Businesses, and the republic itself, seemed to be at the mercy of the monopoly power of railroad corporations. American farmers, businessmen and consumers thought of competition as a way to ensure fairness in the marketplace. But with no real competitors over many routes, railroads could charge different rates to different customers. This power to decide economic winners and losers threatened not only individual businesses but also the conditions that sustained the republic.
In the 1880s, the most sophisticated railroad managers and some economists argued that railroads were “natural monopolies,” the inevitable consequence of an industry that required huge investments in rights of way over land, constructing railways, and building train engines and rail cars.
Competition was expensive and wasteful. In 1886 the Atchison, Topeka and Santa Fe Railway and the Missouri Pacific Railroad both built railroad tracks heading west from the Great Bend of the Arkansas River in Kansas to Greeley County on the western border, roughly 200 miles away. The tracks ran parallel to each other, about two miles apart. Charles Francis Adams, president of the Union Pacific Railroad, called this redundancy the “maddest specimen of railroad construction of which” he had ever heard. And then his own railroad built new tracks into western Kansas, too.
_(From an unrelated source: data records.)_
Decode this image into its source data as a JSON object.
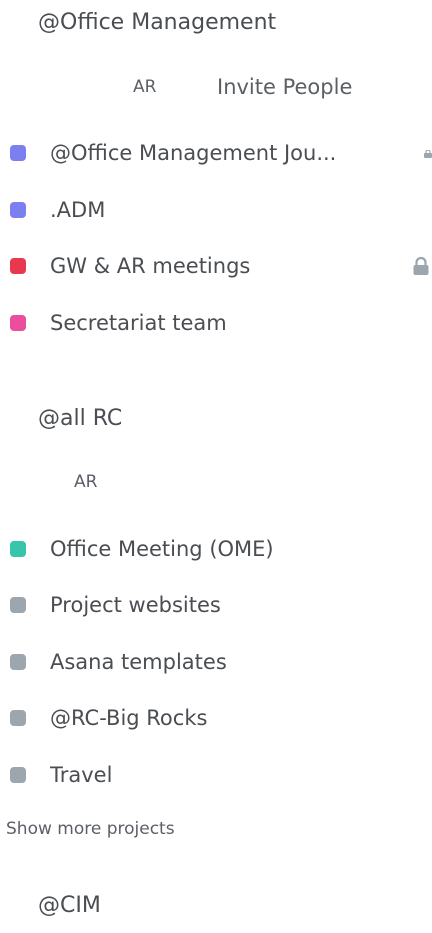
{
  "teams": [
    {
      "name": "@Office Management",
      "member_initials": "AR",
      "invite_label": "Invite People",
      "projects": [
        {
          "label": "@Office Management Jou...",
          "color": "#7b7ff0",
          "locked": true
        },
        {
          "label": ".ADM",
          "color": "#7b7ff0",
          "locked": false
        },
        {
          "label": "GW & AR meetings",
          "color": "#e8384f",
          "locked": true
        },
        {
          "label": "Secretariat team",
          "color": "#ea4e9d",
          "locked": false
        }
      ]
    },
    {
      "name": "@all RC",
      "member_initials": "AR",
      "projects": [
        {
          "label": "Office Meeting (OME)",
          "color": "#37c5ab",
          "locked": false
        },
        {
          "label": "Project websites",
          "color": "#9ca6af",
          "locked": false
        },
        {
          "label": "Asana templates",
          "color": "#9ca6af",
          "locked": false
        },
        {
          "label": "@RC-Big Rocks",
          "color": "#9ca6af",
          "locked": false
        },
        {
          "label": "Travel",
          "color": "#9ca6af",
          "locked": false
        }
      ],
      "show_more_label": "Show more projects"
    },
    {
      "name": "@CIM"
    }
  ],
  "icons": {
    "lock": "lock-icon"
  }
}
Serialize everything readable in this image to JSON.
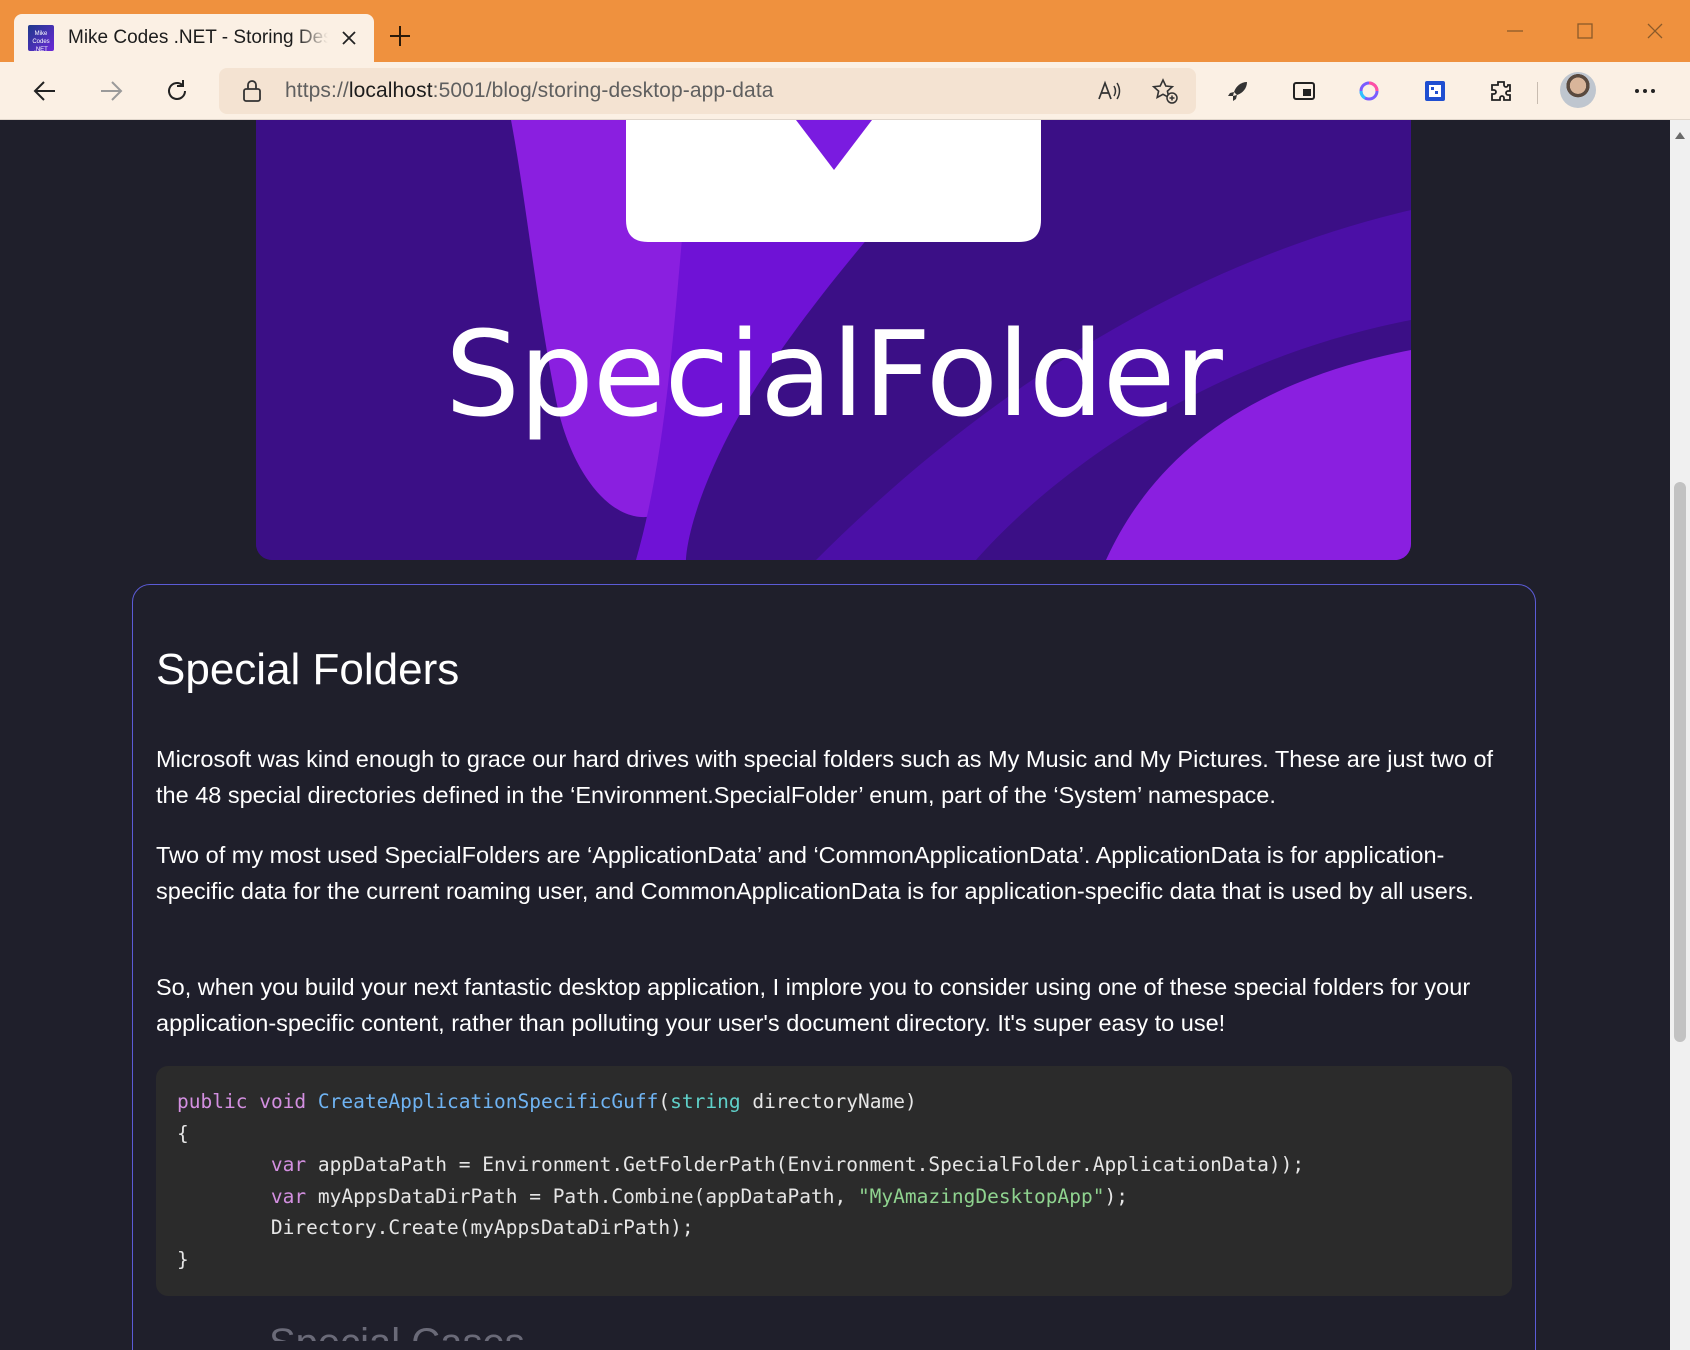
{
  "browser": {
    "tab": {
      "favicon_text": "Mike Codes .NET",
      "title": "Mike Codes .NET - Storing Desktop App Data"
    },
    "url": {
      "scheme": "https://",
      "host": "localhost",
      "rest": ":5001/blog/storing-desktop-app-data"
    },
    "icons": [
      "back-icon",
      "forward-icon",
      "refresh-icon",
      "lock-icon",
      "read-aloud-icon",
      "add-favorite-icon",
      "rocket-icon",
      "split-screen-icon",
      "copilot-icon",
      "extension-icon",
      "extensions-icon",
      "profile-avatar",
      "more-icon"
    ]
  },
  "hero": {
    "text": "SpecialFolder",
    "colors": {
      "bg": "#3b0f86",
      "accent": "#8a1fe0",
      "accent2": "#6f12d6"
    }
  },
  "article": {
    "heading": "Special Folders",
    "paragraphs": [
      "Microsoft was kind enough to grace our hard drives with special folders such as My Music and My Pictures. These are just two of the 48 special directories defined in the ‘Environment.SpecialFolder’ enum, part of the ‘System’ namespace.",
      "Two of my most used SpecialFolders are ‘ApplicationData’ and ‘CommonApplicationData’. ApplicationData is for application-specific data for the current roaming user, and CommonApplicationData is for application-specific data that is used by all users.",
      "So, when you build your next fantastic desktop application, I implore you to consider using one of these special folders for your application-specific content, rather than polluting your user's document directory. It's super easy to use!"
    ],
    "code": {
      "line1": {
        "kw1": "public",
        "kw2": "void",
        "fn": "CreateApplicationSpecificGuff",
        "open": "(",
        "type": "string",
        "rest": " directoryName)"
      },
      "line2": "{",
      "line3": {
        "kw": "var",
        "rest": " appDataPath = Environment.GetFolderPath(Environment.SpecialFolder.ApplicationData));"
      },
      "line4": {
        "kw": "var",
        "mid": " myAppsDataDirPath = Path.Combine(appDataPath, ",
        "str": "\"MyAmazingDesktopApp\"",
        "end": ");"
      },
      "line5": "Directory.Create(myAppsDataDirPath);",
      "line6": "}"
    },
    "next_heading_partial": "Special Cases"
  }
}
After ruinous bouts of competition like this, rival railroad companies would agree to cooperate, pooling the business in certain areas and setting common rates. These agreements effectively established monopolies, even if more than one company was involved.